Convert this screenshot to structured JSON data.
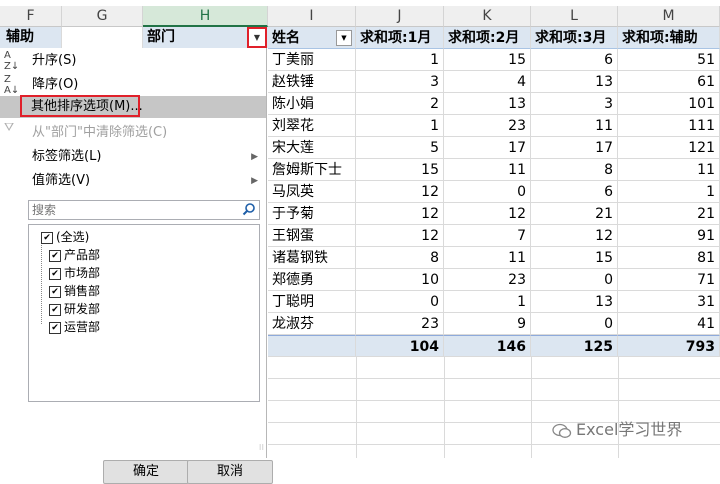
{
  "column_headers": [
    "F",
    "G",
    "H",
    "I",
    "J",
    "K",
    "L",
    "M"
  ],
  "left_header": {
    "f_label": "辅助",
    "h_label": "部门"
  },
  "table": {
    "headers": [
      "姓名",
      "求和项:1月",
      "求和项:2月",
      "求和项:3月",
      "求和项:辅助"
    ],
    "rows": [
      [
        "丁美丽",
        "1",
        "15",
        "6",
        "51"
      ],
      [
        "赵铁锤",
        "3",
        "4",
        "13",
        "61"
      ],
      [
        "陈小娟",
        "2",
        "13",
        "3",
        "101"
      ],
      [
        "刘翠花",
        "1",
        "23",
        "11",
        "111"
      ],
      [
        "宋大莲",
        "5",
        "17",
        "17",
        "121"
      ],
      [
        "詹姆斯下士",
        "15",
        "11",
        "8",
        "11"
      ],
      [
        "马凤英",
        "12",
        "0",
        "6",
        "1"
      ],
      [
        "于予菊",
        "12",
        "12",
        "21",
        "21"
      ],
      [
        "王钢蛋",
        "12",
        "7",
        "12",
        "91"
      ],
      [
        "诸葛钢铁",
        "8",
        "11",
        "15",
        "81"
      ],
      [
        "郑德勇",
        "10",
        "23",
        "0",
        "71"
      ],
      [
        "丁聪明",
        "0",
        "1",
        "13",
        "31"
      ],
      [
        "龙淑芬",
        "23",
        "9",
        "0",
        "41"
      ]
    ],
    "totals": [
      "",
      "104",
      "146",
      "125",
      "793"
    ]
  },
  "menu": {
    "sort_asc": "升序(S)",
    "sort_desc": "降序(O)",
    "more_sort": "其他排序选项(M)...",
    "clear_filter": "从\"部门\"中清除筛选(C)",
    "label_filter": "标签筛选(L)",
    "value_filter": "值筛选(V)",
    "search_placeholder": "搜索",
    "items": [
      "(全选)",
      "产品部",
      "市场部",
      "销售部",
      "研发部",
      "运营部"
    ],
    "ok": "确定",
    "cancel": "取消"
  },
  "watermark": "Excel学习世界"
}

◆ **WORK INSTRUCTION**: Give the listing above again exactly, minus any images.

◆ **SOLUTION FOR THIS TASK**:
Convert this screenshot to structured JSON data.
{
  "column_headers": [
    "F",
    "G",
    "H",
    "I",
    "J",
    "K",
    "L",
    "M"
  ],
  "left_header": {
    "f_label": "辅助",
    "h_label": "部门"
  },
  "table": {
    "headers": [
      "姓名",
      "求和项:1月",
      "求和项:2月",
      "求和项:3月",
      "求和项:辅助"
    ],
    "rows": [
      [
        "丁美丽",
        "1",
        "15",
        "6",
        "51"
      ],
      [
        "赵铁锤",
        "3",
        "4",
        "13",
        "61"
      ],
      [
        "陈小娟",
        "2",
        "13",
        "3",
        "101"
      ],
      [
        "刘翠花",
        "1",
        "23",
        "11",
        "111"
      ],
      [
        "宋大莲",
        "5",
        "17",
        "17",
        "121"
      ],
      [
        "詹姆斯下士",
        "15",
        "11",
        "8",
        "11"
      ],
      [
        "马凤英",
        "12",
        "0",
        "6",
        "1"
      ],
      [
        "于予菊",
        "12",
        "12",
        "21",
        "21"
      ],
      [
        "王钢蛋",
        "12",
        "7",
        "12",
        "91"
      ],
      [
        "诸葛钢铁",
        "8",
        "11",
        "15",
        "81"
      ],
      [
        "郑德勇",
        "10",
        "23",
        "0",
        "71"
      ],
      [
        "丁聪明",
        "0",
        "1",
        "13",
        "31"
      ],
      [
        "龙淑芬",
        "23",
        "9",
        "0",
        "41"
      ]
    ],
    "totals": [
      "",
      "104",
      "146",
      "125",
      "793"
    ]
  },
  "menu": {
    "sort_asc": "升序(S)",
    "sort_desc": "降序(O)",
    "more_sort": "其他排序选项(M)...",
    "clear_filter": "从\"部门\"中清除筛选(C)",
    "label_filter": "标签筛选(L)",
    "value_filter": "值筛选(V)",
    "search_placeholder": "搜索",
    "items": [
      "(全选)",
      "产品部",
      "市场部",
      "销售部",
      "研发部",
      "运营部"
    ],
    "ok": "确定",
    "cancel": "取消"
  },
  "watermark": "Excel学习世界"
}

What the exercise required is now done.